The tension quickly rises as Dru and Leo fail to find common ground. Dru is seemingly frustrated by the situation he’s been thrown into while Leo is too distracted with DAISY and catching up with Lex to pay him any attention. Once the trio realises that they can’t get out of the flat, and it’s unlikely anyone will be coming to help them, the situation goes from bad to worse as the true power of DAISY is unveiled.
For me, this is where the film could have done with a little more spit and polish. CTRL seems to be commenting on the way society has become disconnected due to the interference of technology forcing us apart but it also features quite a lot of biblical allegories. This is where I could have done with a little more of a cohesive storyline to explain what’s actually going on. DAISY is able to conjure things up, like insects and corrosive substances, but there’s no real explanation as to why a computer virus is able to do these things. It’s by no means a huge sticking point but it did leave me wishing there was a little more context around the film’s main threat.
On the plus side Julian Mack, Saabeah Theos and Hainsley Lloyd Bennett are fantastic. Mack steals the show as the eccentric Leo and he delivers a performance that veers from manic to menacing. I believed his portrayal of Leo and I was quite captivated by him. Theos and Bennett are very good too, fostering believable chemistry and showing their versatile as the material gets darker. There’s something quite magnetic about the three actors when they’re on screen together and they are the strongest part of the film.
Credit must also go to Lindley’s screenplay and direction.

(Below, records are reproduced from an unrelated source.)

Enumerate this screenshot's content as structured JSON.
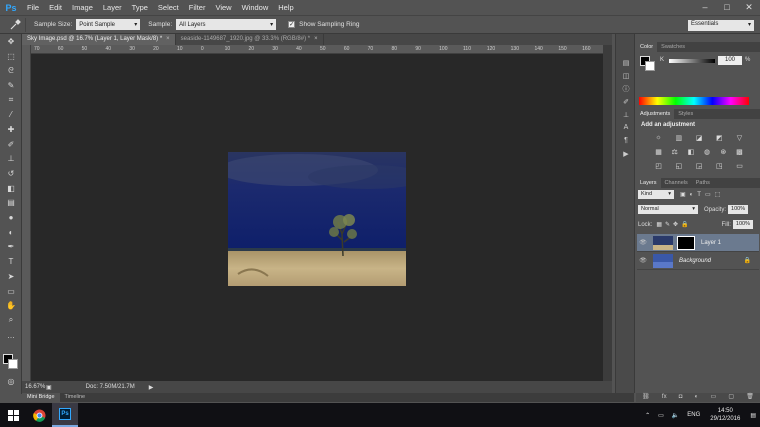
{
  "app": {
    "logo": "Ps"
  },
  "menu": [
    "File",
    "Edit",
    "Image",
    "Layer",
    "Type",
    "Select",
    "Filter",
    "View",
    "Window",
    "Help"
  ],
  "window_controls": {
    "minimize": "–",
    "maximize": "□",
    "close": "✕"
  },
  "options": {
    "sample_size_label": "Sample Size:",
    "sample_size_value": "Point Sample",
    "sample_label": "Sample:",
    "sample_value": "All Layers",
    "show_ring_label": "Show Sampling Ring",
    "show_ring_checked": "✓",
    "workspace": "Essentials"
  },
  "tabs": [
    {
      "label": "Sky Image.psd @ 16.7% (Layer 1, Layer Mask/8) *",
      "close": "×"
    },
    {
      "label": "seaside-1149687_1920.jpg @ 33.3% (RGB/8#) *",
      "close": "×"
    }
  ],
  "ruler_numbers": [
    "70",
    "60",
    "50",
    "40",
    "30",
    "20",
    "10",
    "0",
    "10",
    "20",
    "30",
    "40",
    "50",
    "60",
    "70",
    "80",
    "90",
    "100",
    "110",
    "120",
    "130",
    "140",
    "150",
    "160"
  ],
  "status": {
    "zoom": "16.67%",
    "doc": "Doc: 7.50M/21.7M",
    "arrow": "▶"
  },
  "bottom_tabs": [
    "Mini Bridge",
    "Timeline"
  ],
  "color_panel": {
    "tabs": [
      "Color",
      "Swatches"
    ],
    "k_label": "K",
    "k_value": "100",
    "percent": "%"
  },
  "adjustments_panel": {
    "tabs": [
      "Adjustments",
      "Styles"
    ],
    "title": "Add an adjustment"
  },
  "layers_panel": {
    "tabs": [
      "Layers",
      "Channels",
      "Paths"
    ],
    "kind": "Kind",
    "blend_mode": "Normal",
    "opacity_label": "Opacity:",
    "opacity_value": "100%",
    "lock_label": "Lock:",
    "fill_label": "Fill:",
    "fill_value": "100%",
    "layers": [
      {
        "name": "Layer 1"
      },
      {
        "name": "Background"
      }
    ]
  },
  "taskbar": {
    "language": "ENG",
    "time": "14:50",
    "date": "29/12/2016"
  },
  "colors": {
    "ps_blue": "#31a8ff",
    "canvas_bg": "#282828",
    "panel_bg": "#535353"
  }
}
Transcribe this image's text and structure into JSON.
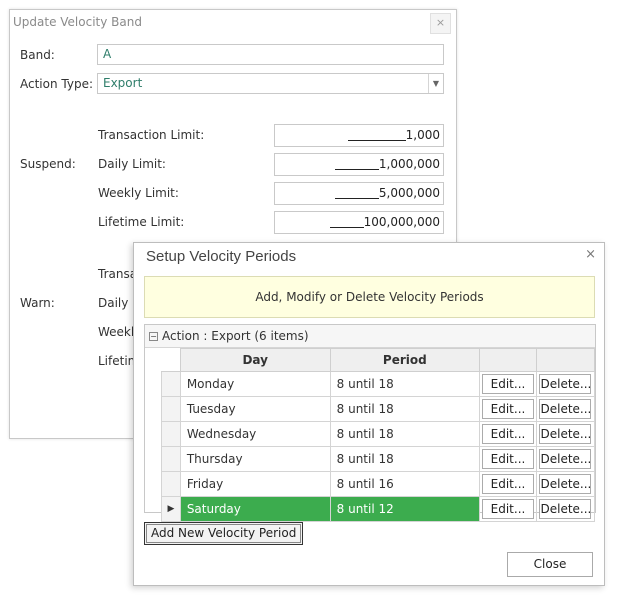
{
  "update_dialog": {
    "title": "Update Velocity Band",
    "close_glyph": "×",
    "band_label": "Band:",
    "band_value": "A",
    "action_type_label": "Action Type:",
    "action_type_value": "Export",
    "suspend_label": "Suspend:",
    "warn_label": "Warn:",
    "suspend_limits": [
      {
        "label": "Transaction Limit:",
        "value": "1,000"
      },
      {
        "label": "Daily Limit:",
        "value": "1,000,000"
      },
      {
        "label": "Weekly Limit:",
        "value": "5,000,000"
      },
      {
        "label": "Lifetime Limit:",
        "value": "100,000,000"
      }
    ],
    "warn_limits_visible": [
      "Transa",
      "Daily L",
      "Weekly",
      "Lifetim"
    ]
  },
  "setup_dialog": {
    "title": "Setup Velocity Periods",
    "close_glyph": "×",
    "banner": "Add, Modify or Delete Velocity Periods",
    "group_toggle": "−",
    "group_label": "Action : Export (6 items)",
    "columns": [
      "Day",
      "Period"
    ],
    "rows": [
      {
        "day": "Monday",
        "period": "8 until 18"
      },
      {
        "day": "Tuesday",
        "period": "8 until 18"
      },
      {
        "day": "Wednesday",
        "period": "8 until 18"
      },
      {
        "day": "Thursday",
        "period": "8 until 18"
      },
      {
        "day": "Friday",
        "period": "8 until 16"
      },
      {
        "day": "Saturday",
        "period": "8 until 12"
      }
    ],
    "selected_row": 5,
    "row_pointer": "▶",
    "edit_label": "Edit...",
    "delete_label": "Delete...",
    "add_button": "Add New Velocity Period",
    "close_button": "Close",
    "selection_color": "#3cac4e"
  }
}
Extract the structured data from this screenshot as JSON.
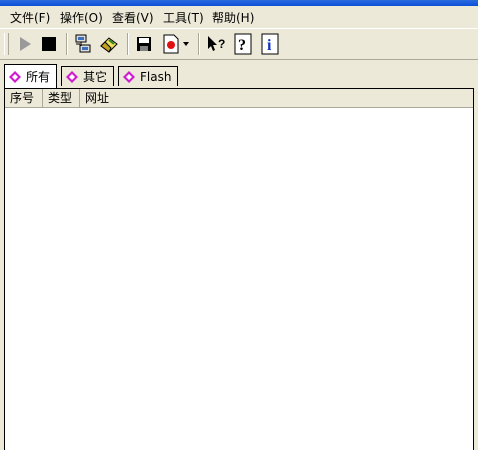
{
  "menu": {
    "items": [
      {
        "label": "文件(F)"
      },
      {
        "label": "操作(O)"
      },
      {
        "label": "查看(V)"
      },
      {
        "label": "工具(T)"
      },
      {
        "label": "帮助(H)"
      }
    ]
  },
  "toolbar": {
    "buttons": [
      "play-icon",
      "stop-icon",
      "network-icon",
      "eraser-icon",
      "save-icon",
      "export-icon",
      "dropdown-arrow-icon",
      "whats-this-icon",
      "help-icon",
      "info-icon"
    ]
  },
  "tabs": [
    {
      "label": "所有",
      "active": true
    },
    {
      "label": "其它",
      "active": false
    },
    {
      "label": "Flash",
      "active": false
    }
  ],
  "table": {
    "columns": [
      "序号",
      "类型",
      "网址"
    ]
  },
  "colors": {
    "tab_icon": "#d01cd0",
    "accent": "#0b4fd6"
  }
}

While I do feel the screenplay could have done a little more to explain the plot, the dialogue between the characters is solid. Lex and Leo share a little banter, as siblings do, and Dru isn’t backwards in coming forwards when he starts to feel uncomfortable. Lindley’s direction is excellent. He shows a keen eye for detail and he draws the most out of every single shot. The performances of his actors is testament to his skill at getting the best out of them.
CTRL may have some issues but for a feature film debut, it’s a bold and ambitious piece of work from Lindley. You wouldn’t know it had been made on a small budget as the production values are top notch and the stellar cast elevates the film. Lindley shows incredible promise with this sci-fi/thriller hybrid and I’m already excited to see what he does next.
Cast: Julian Mack, Saabeah Theos, Hainsley Lloyd Bennett, Mia Foo Director: Harry Lindley Writer: Harry Lindley Certificate: TBC Duration: 80 mins Released by: Wanderland Productions